07 Apr Los derechos de voto son cruciales para abordar la emergencia climática
Last month Georgia passed a sweeping restriction on voting rights in the state, which will disproportionately impact Black voters. The bill, described by one opposing lawmaker as “a Christmas tree of goodies for voter suppression”, transfers power away from county election boards to the state, requires voter IDs, limits placement of vote-by-mail boxes, and criminalizes providing food and water to voters waiting in long lines to vote, an issue observed much more commonly in black precincts than at their white counterparts. (More on the Georgia bill explained here.)

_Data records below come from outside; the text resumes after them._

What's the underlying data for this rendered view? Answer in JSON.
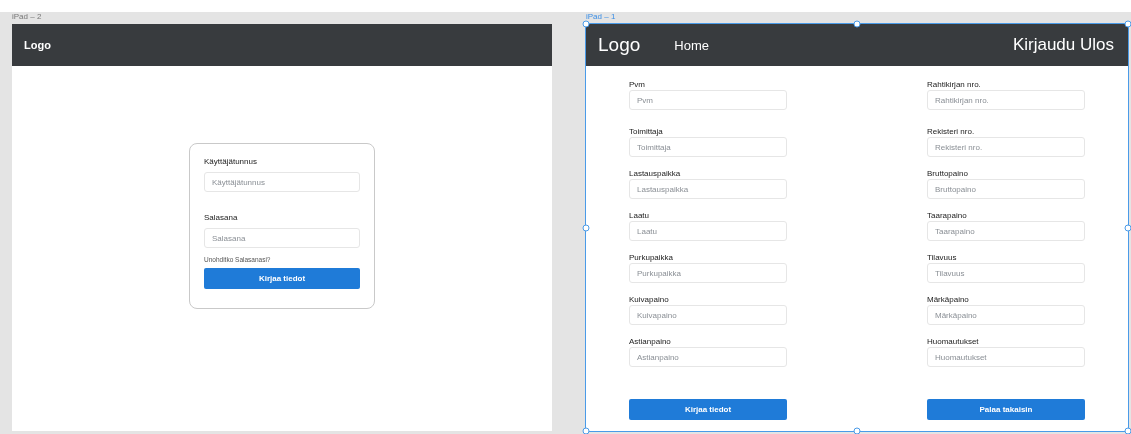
{
  "frames": [
    {
      "title": "iPad – 2",
      "selected": false,
      "kind": "login",
      "header": {
        "logo": "Logo"
      },
      "fields": [
        {
          "label": "Käyttäjätunnus",
          "placeholder": "Käyttäjätunnus"
        },
        {
          "label": "Salasana",
          "placeholder": "Salasana"
        }
      ],
      "link": "Unohditko Salasanasi?",
      "buttons": [
        "Kirjaa tiedot"
      ]
    },
    {
      "title": "iPad – 1",
      "selected": true,
      "kind": "form",
      "header": {
        "logo": "Logo",
        "nav": "Home",
        "action": "Kirjaudu Ulos"
      },
      "columns": [
        [
          {
            "label": "Pvm",
            "placeholder": "Pvm"
          },
          {
            "label": "Toimittaja",
            "placeholder": "Toimittaja"
          },
          {
            "label": "Lastauspaikka",
            "placeholder": "Lastauspaikka"
          },
          {
            "label": "Laatu",
            "placeholder": "Laatu"
          },
          {
            "label": "Purkupaikka",
            "placeholder": "Purkupaikka"
          },
          {
            "label": "Kuivapaino",
            "placeholder": "Kuivapaino"
          },
          {
            "label": "Astianpaino",
            "placeholder": "Astianpaino"
          }
        ],
        [
          {
            "label": "Rahtikirjan nro.",
            "placeholder": "Rahtikirjan nro."
          },
          {
            "label": "Rekisteri nro.",
            "placeholder": "Rekisteri nro."
          },
          {
            "label": "Bruttopaino",
            "placeholder": "Bruttopaino"
          },
          {
            "label": "Taarapaino",
            "placeholder": "Taarapaino"
          },
          {
            "label": "Tilavuus",
            "placeholder": "Tilavuus"
          },
          {
            "label": "Märkäpaino",
            "placeholder": "Märkäpaino"
          },
          {
            "label": "Huomautukset",
            "placeholder": "Huomautukset"
          }
        ]
      ],
      "buttons": [
        "Kirjaa tiedot",
        "Palaa takaisin"
      ]
    }
  ]
}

In response to this repugnant bill, President Biden has vowed to oppose it, civil rights groups have filed lawsuits in opposition, and mounting public pressure on major Georgia corporations – like Coca-Cola, Delta Airlines, and sports franchises – indicate this issue is far from settled. In the coming weeks we will see this bill continue to be challenged, and the potential proposal of a renewed federal voting rights bill that would supersede state law.
While this issue may seem thousands of miles away from the LA River – and it is – this is a great opportunity to raise the importance of Black and Latinx enfranchisement and voting rights in relation to climate change. Climate change – due to systemic racism – disproportionately impacts Black and Latinx communities who are already facing socioeconomic disadvantages. While California has sought to lead the way as “climate leaders”, there is no way we can rise to the challenge of climate change and environmental justice without meaningful and coordinated federal policies and investments. This means ensuring the right to vote in “purple” states like Georgia (and Arizona) with significant Black or Latinx voting populations.
The very voters the Georgia bill targets and seeks to discourage from voting are the voters who most understand and stress the challenges ahead. People of color are more likely than whites to be exposed to air pollution, live in a floodplain or in a park-poor neighborhood with little to no access to open space. According to the Yale Program on Climate Change Communication, both Black and Latinx populations prioritize action on climate change and environmental policies over white voters. Read more on their blog, and see their graphic below.
Voting Rights are Civil Rights. Repealing and infringing voting rights not only walks back decades of hard fought progress, it threatens our capacity to move forward and address the issues presently facing every community in America in the climate change era. FoLAR supports free and fair elections not only because it’s the right of every American citizen, but because enfranchisement of Black and Latinx voters will enable swift and inclusive response to climate change.